**DIRECTIONS**
Filter the entries for lines with the word "text".
···
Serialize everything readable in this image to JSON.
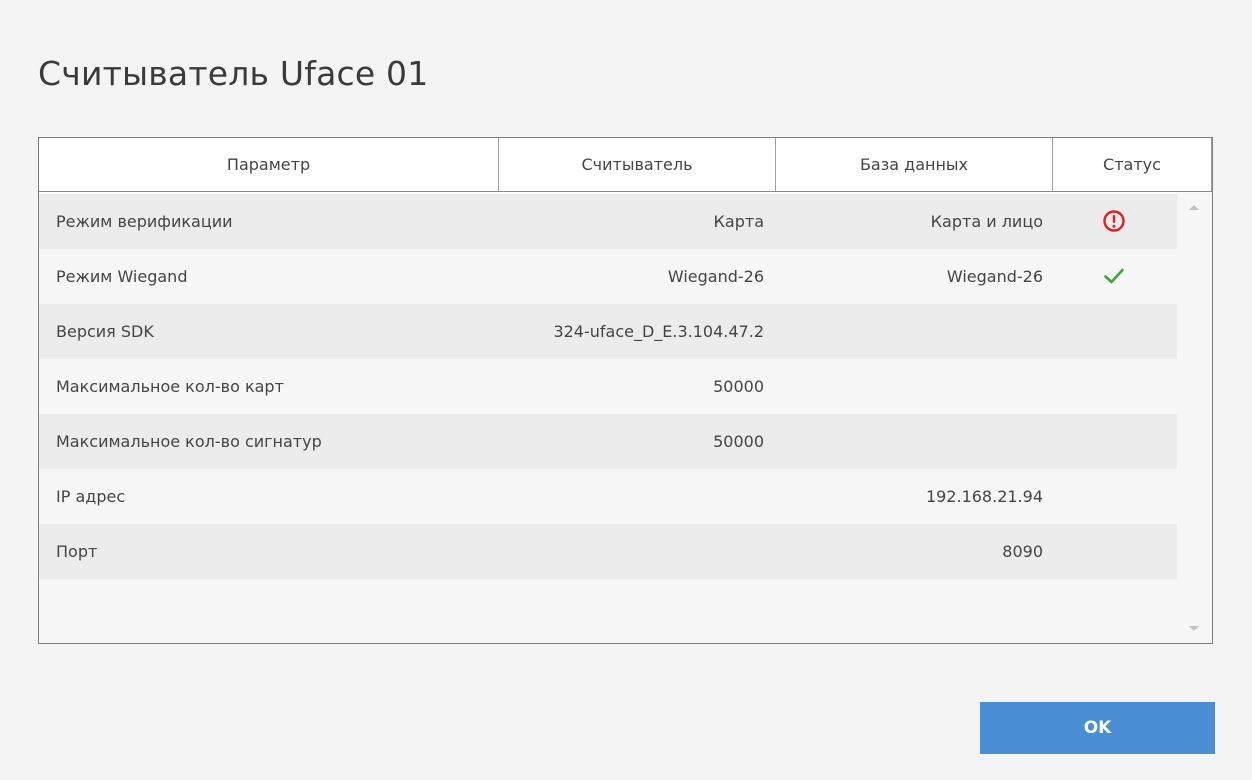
{
  "dialog": {
    "title": "Считыватель Uface 01",
    "ok_label": "OK"
  },
  "table": {
    "columns": [
      "Параметр",
      "Считыватель",
      "База данных",
      "Статус"
    ],
    "rows": [
      {
        "param": "Режим верификации",
        "reader": "Карта",
        "db": "Карта и лицо",
        "status": "error-icon"
      },
      {
        "param": "Режим Wiegand",
        "reader": "Wiegand-26",
        "db": "Wiegand-26",
        "status": "check-icon"
      },
      {
        "param": "Версия SDK",
        "reader": "324-uface_D_E.3.104.47.2",
        "db": "",
        "status": ""
      },
      {
        "param": "Максимальное кол-во карт",
        "reader": "50000",
        "db": "",
        "status": ""
      },
      {
        "param": "Максимальное кол-во сигнатур",
        "reader": "50000",
        "db": "",
        "status": ""
      },
      {
        "param": "IP адрес",
        "reader": "",
        "db": "192.168.21.94",
        "status": ""
      },
      {
        "param": "Порт",
        "reader": "",
        "db": "8090",
        "status": ""
      }
    ]
  },
  "colors": {
    "error": "#e02020",
    "success": "#3aa53a",
    "button": "#4a8fd4"
  }
}
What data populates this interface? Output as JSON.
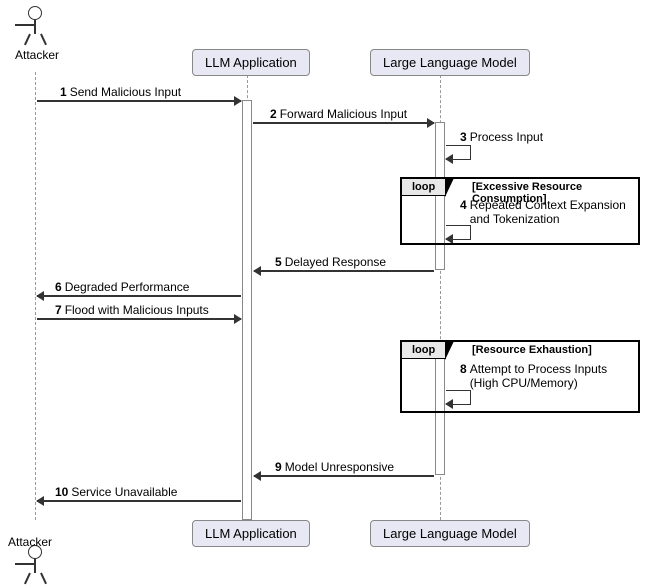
{
  "participants": {
    "attacker": "Attacker",
    "llm_app": "LLM Application",
    "llm": "Large Language Model"
  },
  "messages": {
    "m1": {
      "num": "1",
      "text": "Send Malicious Input"
    },
    "m2": {
      "num": "2",
      "text": "Forward Malicious Input"
    },
    "m3": {
      "num": "3",
      "text": "Process Input"
    },
    "m4": {
      "num": "4",
      "text": "Repeated Context Expansion\nand Tokenization"
    },
    "m5": {
      "num": "5",
      "text": "Delayed Response"
    },
    "m6": {
      "num": "6",
      "text": "Degraded Performance"
    },
    "m7": {
      "num": "7",
      "text": "Flood with Malicious Inputs"
    },
    "m8": {
      "num": "8",
      "text": "Attempt to Process Inputs\n(High CPU/Memory)"
    },
    "m9": {
      "num": "9",
      "text": "Model Unresponsive"
    },
    "m10": {
      "num": "10",
      "text": "Service Unavailable"
    }
  },
  "loops": {
    "loop1": {
      "tag": "loop",
      "cond": "[Excessive Resource Consumption]"
    },
    "loop2": {
      "tag": "loop",
      "cond": "[Resource Exhaustion]"
    }
  }
}
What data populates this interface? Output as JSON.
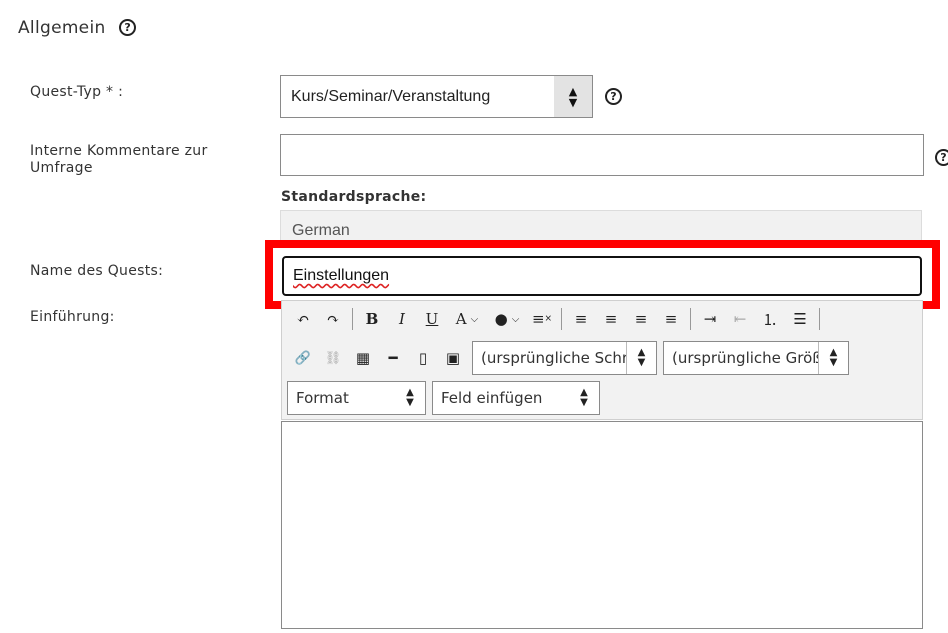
{
  "section": {
    "title": "Allgemein",
    "help": "?"
  },
  "quest_type": {
    "label": "Quest-Typ * :",
    "value": "Kurs/Seminar/Veranstaltung",
    "help": "?"
  },
  "internal_comments": {
    "label_line1": "Interne Kommentare zur",
    "label_line2": "Umfrage",
    "value": "",
    "help": "?"
  },
  "default_language": {
    "label": "Standardsprache:",
    "value": "German"
  },
  "quest_name": {
    "label": "Name des Quests:",
    "value": "Einstellungen"
  },
  "introduction": {
    "label": "Einführung:",
    "font_select": "(ursprüngliche Schriftart)",
    "size_select": "(ursprüngliche Größe)",
    "format_select": "Format",
    "insert_field_select": "Feld einfügen",
    "content": ""
  },
  "toolbar_glyphs": {
    "undo": "↶",
    "redo": "↷",
    "bold": "B",
    "italic": "I",
    "underline": "U",
    "font_color": "A",
    "bg_color": "●",
    "remove_format": "≡",
    "align_left": "≡",
    "align_center": "≡",
    "align_right": "≡",
    "justify": "≡",
    "indent": "⇥",
    "outdent": "⇤",
    "ordered_list": "⒈",
    "bullet_list": "☰",
    "link": "🔗",
    "unlink": "⛓",
    "table": "▦",
    "hr": "━",
    "source": "▯",
    "image": "▣"
  },
  "colors": {
    "highlight": "#ff0000",
    "toolbar_bg": "#f2f2f2",
    "spell_error": "#dd2222"
  }
}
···
**RESPONSE AREA**
      "text": "Send Malicious Input"
      "text": "Forward Malicious Input"
      "text": "Process Input"
      "text": "Repeated Context Expansion\nand Tokenization"
      "text": "Delayed Response"
      "text": "Degraded Performance"
      "text": "Flood with Malicious Inputs"
      "text": "Attempt to Process Inputs\n(High CPU/Memory)"
      "text": "Model Unresponsive"
      "text": "Service Unavailable"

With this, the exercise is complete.